This research had certain limitations that the reader should consider. Firstly, the sample size of the cohorts tested with each environment only consisted of around n=30 users. In saying that, the issues above manifested within each of the variables in a way that allows us to conclusively state that cohorts operating in similar environments would experience the same issues (although there would be small fluctuations) this indicates that the sample size itself becomes almost irrelevant. Additionally, this research was conducted under specific conditions, using a linear use case. Future research should consider greater diversity when testing specific software features synonymous with SaaS solutions. We were limited to testing file uploads, Internet speed and browser compatibility. From a CX perspective, there is also no data on how the users in each group were feeling before they had issues. Capturing a user’s feelings about the software throughout the entire journey in relation to digital experiences, is an area ripe for research.

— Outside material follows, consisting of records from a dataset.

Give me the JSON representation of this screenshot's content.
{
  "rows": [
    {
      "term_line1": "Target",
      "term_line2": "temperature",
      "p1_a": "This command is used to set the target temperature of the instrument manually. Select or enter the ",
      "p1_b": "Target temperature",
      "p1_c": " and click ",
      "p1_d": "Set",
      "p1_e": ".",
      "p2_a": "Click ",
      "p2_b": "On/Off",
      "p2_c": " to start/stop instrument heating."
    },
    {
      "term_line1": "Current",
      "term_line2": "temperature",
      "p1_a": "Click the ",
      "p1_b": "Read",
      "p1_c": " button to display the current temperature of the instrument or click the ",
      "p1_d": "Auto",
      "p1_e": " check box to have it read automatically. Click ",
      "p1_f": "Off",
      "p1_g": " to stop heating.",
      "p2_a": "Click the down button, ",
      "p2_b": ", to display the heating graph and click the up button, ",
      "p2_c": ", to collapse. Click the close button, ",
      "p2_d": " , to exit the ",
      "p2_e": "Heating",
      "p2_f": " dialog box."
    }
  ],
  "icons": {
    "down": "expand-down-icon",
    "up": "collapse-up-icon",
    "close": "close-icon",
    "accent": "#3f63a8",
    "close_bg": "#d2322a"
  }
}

The results show that CX can be heavily impeded by security discrepancies across varying environments, as identified in the research problems. This indicates that security considerations form a critical part of the discovery phase of any software project.
Although understanding all security requirements upfront is nigh impossible, we must work closely with external clients to understand their network parameters and seek to make ongoing changes to cultivate best practice security. Marginal software features were removed in this case to make our software usable by the lowest common denominator. When it came down to it, the changes were so minimal that the effects on the overall CX were trivial at best. This meant, that with minor changes, we could deliver a consistent user journey across all environments. The CX now remains somewhat agnostic to the level of security imposed by the described internal networks, internet speed and browsers and operating systems. Going forward, third-party suppliers of SaaS widgets, should improve their products through better understanding of operable environments, like those highlighted in this study.
© 2018 Dominique Barker. This is an open access article distributed under the terms of the Creative Commons Attribution License , which permits unrestricted use, distribution, and build upon your work non-commercially.